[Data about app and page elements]
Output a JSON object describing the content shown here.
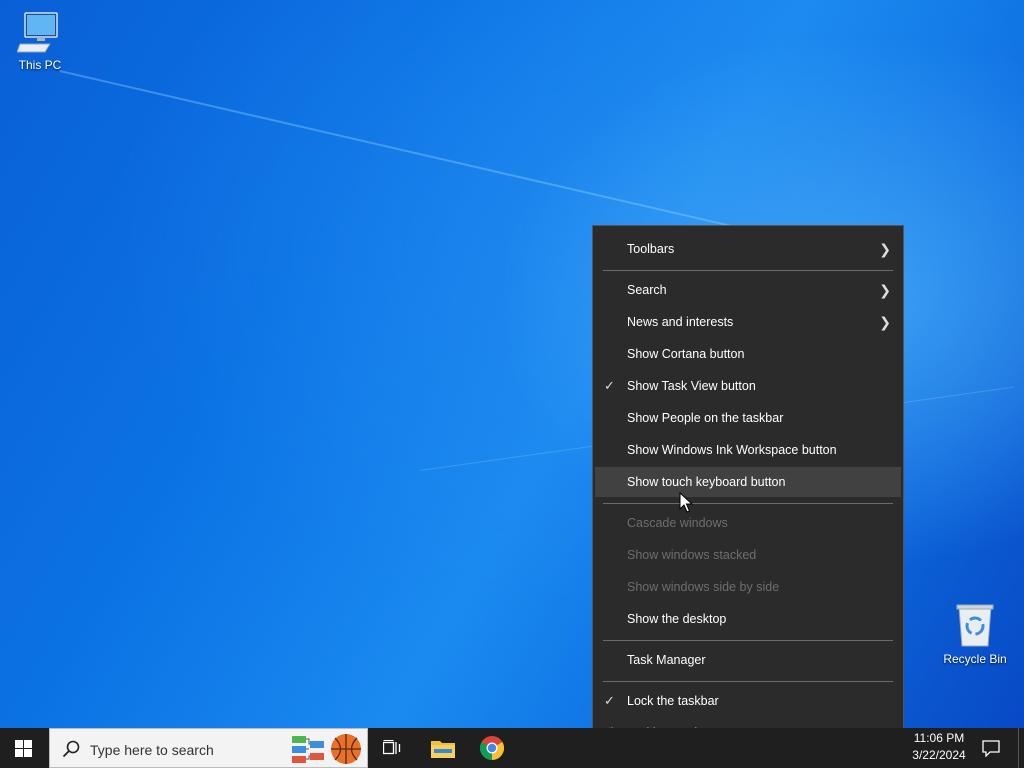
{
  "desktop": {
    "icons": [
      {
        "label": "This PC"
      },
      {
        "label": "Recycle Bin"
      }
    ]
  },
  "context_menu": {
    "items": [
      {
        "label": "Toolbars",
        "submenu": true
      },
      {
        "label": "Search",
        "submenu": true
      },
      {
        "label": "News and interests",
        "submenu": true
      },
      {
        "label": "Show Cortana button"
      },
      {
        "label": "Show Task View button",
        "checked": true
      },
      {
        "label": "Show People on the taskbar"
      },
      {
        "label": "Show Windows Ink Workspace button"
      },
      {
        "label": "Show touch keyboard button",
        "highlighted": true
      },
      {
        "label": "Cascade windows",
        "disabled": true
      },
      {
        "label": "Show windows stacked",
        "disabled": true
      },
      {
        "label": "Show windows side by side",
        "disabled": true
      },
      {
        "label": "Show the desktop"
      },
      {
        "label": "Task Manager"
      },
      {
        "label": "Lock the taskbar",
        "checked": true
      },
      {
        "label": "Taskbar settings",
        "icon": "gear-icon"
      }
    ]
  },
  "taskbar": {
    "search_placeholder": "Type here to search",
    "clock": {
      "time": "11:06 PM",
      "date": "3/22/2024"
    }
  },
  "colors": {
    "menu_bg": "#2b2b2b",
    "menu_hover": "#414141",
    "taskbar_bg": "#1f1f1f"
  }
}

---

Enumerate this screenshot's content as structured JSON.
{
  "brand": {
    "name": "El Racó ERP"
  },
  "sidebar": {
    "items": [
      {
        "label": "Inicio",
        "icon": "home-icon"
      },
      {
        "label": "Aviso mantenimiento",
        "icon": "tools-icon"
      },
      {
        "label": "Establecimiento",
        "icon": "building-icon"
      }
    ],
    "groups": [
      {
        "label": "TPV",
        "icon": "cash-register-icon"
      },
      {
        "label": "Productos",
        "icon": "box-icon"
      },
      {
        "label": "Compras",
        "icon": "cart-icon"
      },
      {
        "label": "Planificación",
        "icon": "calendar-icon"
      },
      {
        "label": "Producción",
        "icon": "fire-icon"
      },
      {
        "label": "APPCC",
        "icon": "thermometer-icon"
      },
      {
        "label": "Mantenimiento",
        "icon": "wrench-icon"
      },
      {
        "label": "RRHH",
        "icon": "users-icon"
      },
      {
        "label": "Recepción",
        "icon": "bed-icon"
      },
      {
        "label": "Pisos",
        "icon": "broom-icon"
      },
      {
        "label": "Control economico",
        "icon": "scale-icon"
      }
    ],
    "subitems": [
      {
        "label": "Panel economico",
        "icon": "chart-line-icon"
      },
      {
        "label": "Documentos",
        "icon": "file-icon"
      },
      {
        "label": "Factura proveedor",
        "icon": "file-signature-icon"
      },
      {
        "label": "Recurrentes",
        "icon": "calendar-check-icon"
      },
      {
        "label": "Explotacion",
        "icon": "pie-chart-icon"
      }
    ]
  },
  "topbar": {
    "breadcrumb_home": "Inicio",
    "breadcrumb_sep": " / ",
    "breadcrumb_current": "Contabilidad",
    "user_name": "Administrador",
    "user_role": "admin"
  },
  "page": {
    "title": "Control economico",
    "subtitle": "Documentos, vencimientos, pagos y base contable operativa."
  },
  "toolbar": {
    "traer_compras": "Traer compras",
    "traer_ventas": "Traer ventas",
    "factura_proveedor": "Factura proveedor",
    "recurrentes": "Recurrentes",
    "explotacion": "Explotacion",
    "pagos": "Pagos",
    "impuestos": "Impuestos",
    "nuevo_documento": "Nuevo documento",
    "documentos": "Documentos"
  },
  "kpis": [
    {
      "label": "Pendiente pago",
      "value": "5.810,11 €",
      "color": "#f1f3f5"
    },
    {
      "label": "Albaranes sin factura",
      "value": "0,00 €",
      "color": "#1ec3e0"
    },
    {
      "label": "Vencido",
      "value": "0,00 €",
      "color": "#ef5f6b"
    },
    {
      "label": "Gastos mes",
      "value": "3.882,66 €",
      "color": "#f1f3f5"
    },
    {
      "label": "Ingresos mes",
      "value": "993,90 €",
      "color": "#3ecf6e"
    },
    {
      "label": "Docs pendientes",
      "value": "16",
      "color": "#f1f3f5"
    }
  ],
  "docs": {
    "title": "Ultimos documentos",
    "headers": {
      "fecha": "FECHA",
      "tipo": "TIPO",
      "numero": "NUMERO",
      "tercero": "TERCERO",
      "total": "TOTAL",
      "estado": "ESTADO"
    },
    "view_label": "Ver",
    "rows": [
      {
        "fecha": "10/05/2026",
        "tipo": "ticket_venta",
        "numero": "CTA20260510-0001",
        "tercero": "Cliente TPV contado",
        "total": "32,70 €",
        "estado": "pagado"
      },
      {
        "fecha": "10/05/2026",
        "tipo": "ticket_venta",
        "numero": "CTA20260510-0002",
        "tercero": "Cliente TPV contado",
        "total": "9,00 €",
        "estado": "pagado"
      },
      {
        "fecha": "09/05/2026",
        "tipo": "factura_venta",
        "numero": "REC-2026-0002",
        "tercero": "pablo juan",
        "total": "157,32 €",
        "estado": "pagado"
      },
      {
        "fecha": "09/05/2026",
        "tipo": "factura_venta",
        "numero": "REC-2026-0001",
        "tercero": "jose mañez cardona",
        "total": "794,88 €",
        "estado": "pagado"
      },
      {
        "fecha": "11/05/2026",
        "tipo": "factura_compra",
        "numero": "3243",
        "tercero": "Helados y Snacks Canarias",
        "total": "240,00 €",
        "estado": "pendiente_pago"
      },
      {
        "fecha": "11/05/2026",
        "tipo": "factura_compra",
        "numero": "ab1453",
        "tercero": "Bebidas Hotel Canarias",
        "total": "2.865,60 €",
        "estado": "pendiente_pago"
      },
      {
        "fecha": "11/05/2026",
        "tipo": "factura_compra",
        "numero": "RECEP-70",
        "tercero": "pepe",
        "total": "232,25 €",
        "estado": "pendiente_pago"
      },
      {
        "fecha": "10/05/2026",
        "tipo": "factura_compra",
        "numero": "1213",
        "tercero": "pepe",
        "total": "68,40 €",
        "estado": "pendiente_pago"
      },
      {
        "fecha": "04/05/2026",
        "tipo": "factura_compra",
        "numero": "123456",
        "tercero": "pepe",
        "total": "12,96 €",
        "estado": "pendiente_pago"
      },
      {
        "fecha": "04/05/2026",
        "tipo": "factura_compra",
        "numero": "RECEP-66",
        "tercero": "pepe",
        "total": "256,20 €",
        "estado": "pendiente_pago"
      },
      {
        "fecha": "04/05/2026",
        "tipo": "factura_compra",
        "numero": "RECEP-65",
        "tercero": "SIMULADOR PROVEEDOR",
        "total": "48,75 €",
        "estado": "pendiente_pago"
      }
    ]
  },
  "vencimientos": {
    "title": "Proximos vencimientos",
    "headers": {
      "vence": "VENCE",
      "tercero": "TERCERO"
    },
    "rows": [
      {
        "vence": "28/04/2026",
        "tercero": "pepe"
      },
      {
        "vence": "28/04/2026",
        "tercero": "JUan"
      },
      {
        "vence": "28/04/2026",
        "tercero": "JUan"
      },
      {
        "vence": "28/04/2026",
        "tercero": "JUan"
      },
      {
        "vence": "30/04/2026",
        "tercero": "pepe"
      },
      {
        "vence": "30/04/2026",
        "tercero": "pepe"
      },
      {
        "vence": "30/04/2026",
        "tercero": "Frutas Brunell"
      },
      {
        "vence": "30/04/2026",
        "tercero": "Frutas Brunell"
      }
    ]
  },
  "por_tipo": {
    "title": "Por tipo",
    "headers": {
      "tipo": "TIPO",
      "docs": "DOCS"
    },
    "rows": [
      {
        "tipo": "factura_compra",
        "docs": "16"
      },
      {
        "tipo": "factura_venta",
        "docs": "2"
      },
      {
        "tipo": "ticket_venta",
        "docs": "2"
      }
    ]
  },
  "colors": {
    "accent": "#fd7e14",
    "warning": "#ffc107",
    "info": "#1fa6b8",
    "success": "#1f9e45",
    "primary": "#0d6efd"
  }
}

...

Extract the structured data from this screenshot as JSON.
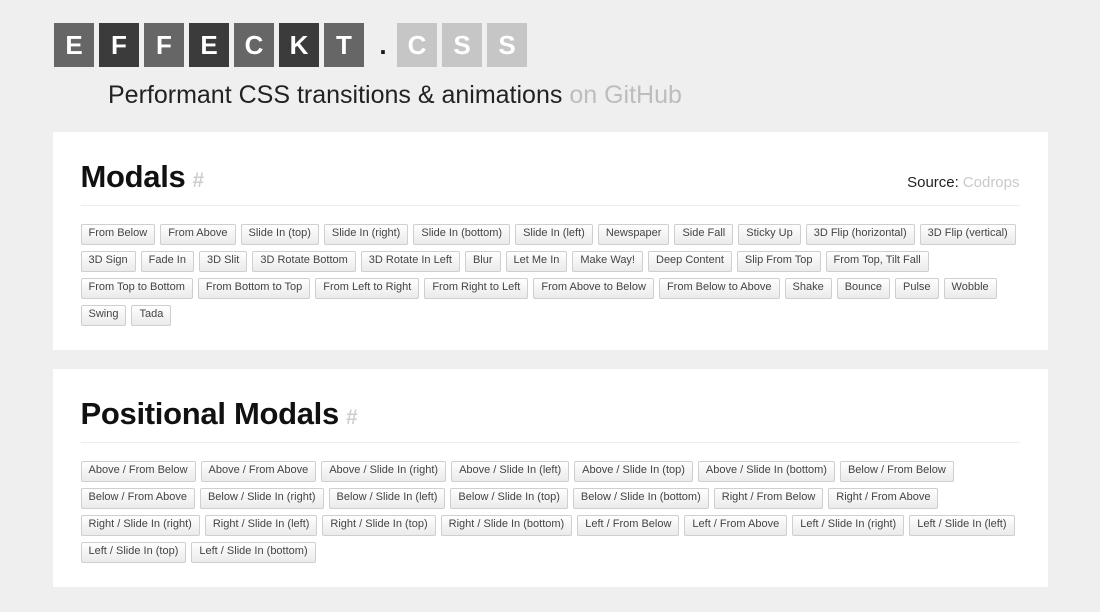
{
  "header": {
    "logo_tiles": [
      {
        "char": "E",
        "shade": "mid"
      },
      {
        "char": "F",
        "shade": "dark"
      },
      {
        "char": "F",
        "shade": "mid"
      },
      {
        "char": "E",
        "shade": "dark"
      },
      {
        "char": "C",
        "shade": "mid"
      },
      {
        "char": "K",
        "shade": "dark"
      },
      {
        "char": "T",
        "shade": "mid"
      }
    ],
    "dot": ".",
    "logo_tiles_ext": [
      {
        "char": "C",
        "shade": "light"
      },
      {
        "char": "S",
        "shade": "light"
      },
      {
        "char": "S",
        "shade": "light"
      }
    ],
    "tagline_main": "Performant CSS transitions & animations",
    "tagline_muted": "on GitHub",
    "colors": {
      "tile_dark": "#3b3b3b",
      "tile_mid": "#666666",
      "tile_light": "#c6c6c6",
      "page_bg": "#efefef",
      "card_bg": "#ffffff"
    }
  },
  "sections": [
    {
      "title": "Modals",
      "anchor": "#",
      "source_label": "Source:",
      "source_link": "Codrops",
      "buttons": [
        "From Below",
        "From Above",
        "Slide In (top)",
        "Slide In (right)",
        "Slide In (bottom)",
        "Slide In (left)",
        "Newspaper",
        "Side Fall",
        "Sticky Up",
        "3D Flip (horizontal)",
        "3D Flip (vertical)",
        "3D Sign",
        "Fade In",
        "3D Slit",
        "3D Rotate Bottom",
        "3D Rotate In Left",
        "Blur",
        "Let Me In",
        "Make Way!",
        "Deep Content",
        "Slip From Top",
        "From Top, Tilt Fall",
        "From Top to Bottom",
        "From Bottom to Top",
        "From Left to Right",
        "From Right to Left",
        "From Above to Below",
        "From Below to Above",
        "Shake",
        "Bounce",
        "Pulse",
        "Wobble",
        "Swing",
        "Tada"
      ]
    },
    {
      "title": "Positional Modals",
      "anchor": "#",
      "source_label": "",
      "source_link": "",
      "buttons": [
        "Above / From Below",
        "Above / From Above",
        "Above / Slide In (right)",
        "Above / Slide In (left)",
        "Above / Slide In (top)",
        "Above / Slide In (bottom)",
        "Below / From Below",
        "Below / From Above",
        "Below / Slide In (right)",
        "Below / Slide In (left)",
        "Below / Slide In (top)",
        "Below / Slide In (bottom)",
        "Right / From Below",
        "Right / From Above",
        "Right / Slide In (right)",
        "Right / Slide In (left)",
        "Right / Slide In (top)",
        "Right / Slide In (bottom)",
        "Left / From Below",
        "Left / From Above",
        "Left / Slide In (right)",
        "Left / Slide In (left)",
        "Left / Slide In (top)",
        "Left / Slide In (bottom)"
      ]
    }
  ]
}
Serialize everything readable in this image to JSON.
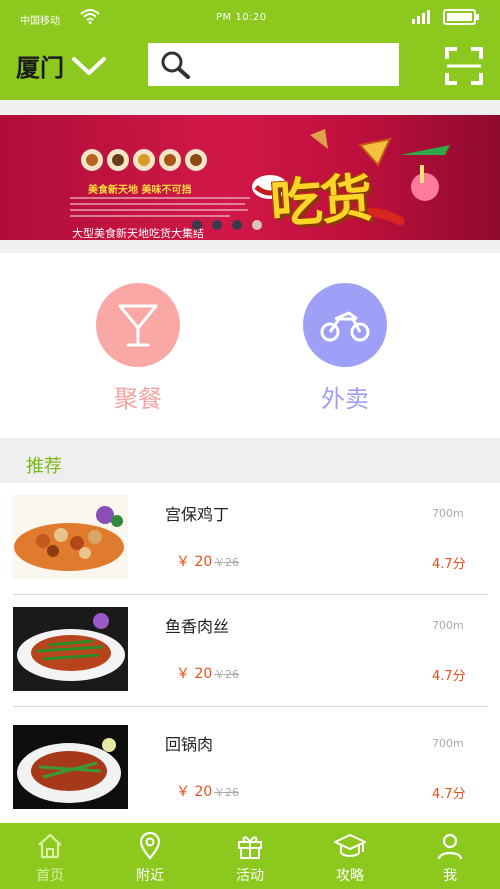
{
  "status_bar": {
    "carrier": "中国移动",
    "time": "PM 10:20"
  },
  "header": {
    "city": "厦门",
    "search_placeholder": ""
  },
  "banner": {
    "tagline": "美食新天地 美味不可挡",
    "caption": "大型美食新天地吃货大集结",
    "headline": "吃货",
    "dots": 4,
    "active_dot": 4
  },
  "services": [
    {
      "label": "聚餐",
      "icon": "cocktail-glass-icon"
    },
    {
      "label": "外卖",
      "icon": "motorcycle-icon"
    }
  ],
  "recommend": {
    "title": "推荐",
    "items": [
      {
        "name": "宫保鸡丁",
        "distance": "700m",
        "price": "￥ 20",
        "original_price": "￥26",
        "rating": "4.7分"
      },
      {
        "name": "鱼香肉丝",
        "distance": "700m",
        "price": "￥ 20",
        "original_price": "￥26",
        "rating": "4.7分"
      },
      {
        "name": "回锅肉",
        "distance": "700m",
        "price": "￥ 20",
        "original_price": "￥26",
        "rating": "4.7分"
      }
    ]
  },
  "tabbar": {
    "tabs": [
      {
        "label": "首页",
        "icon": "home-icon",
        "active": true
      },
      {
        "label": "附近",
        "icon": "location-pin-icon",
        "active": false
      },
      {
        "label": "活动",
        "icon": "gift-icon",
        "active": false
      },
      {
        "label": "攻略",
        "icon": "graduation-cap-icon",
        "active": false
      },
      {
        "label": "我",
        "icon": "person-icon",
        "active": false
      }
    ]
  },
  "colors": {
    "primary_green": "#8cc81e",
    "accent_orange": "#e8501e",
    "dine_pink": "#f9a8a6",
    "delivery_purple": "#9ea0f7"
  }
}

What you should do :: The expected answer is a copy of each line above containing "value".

Exercise result ::
      "value": "5.810,11 €",
      "value": "0,00 €",
      "value": "0,00 €",
      "value": "3.882,66 €",
      "value": "993,90 €",
      "value": "16",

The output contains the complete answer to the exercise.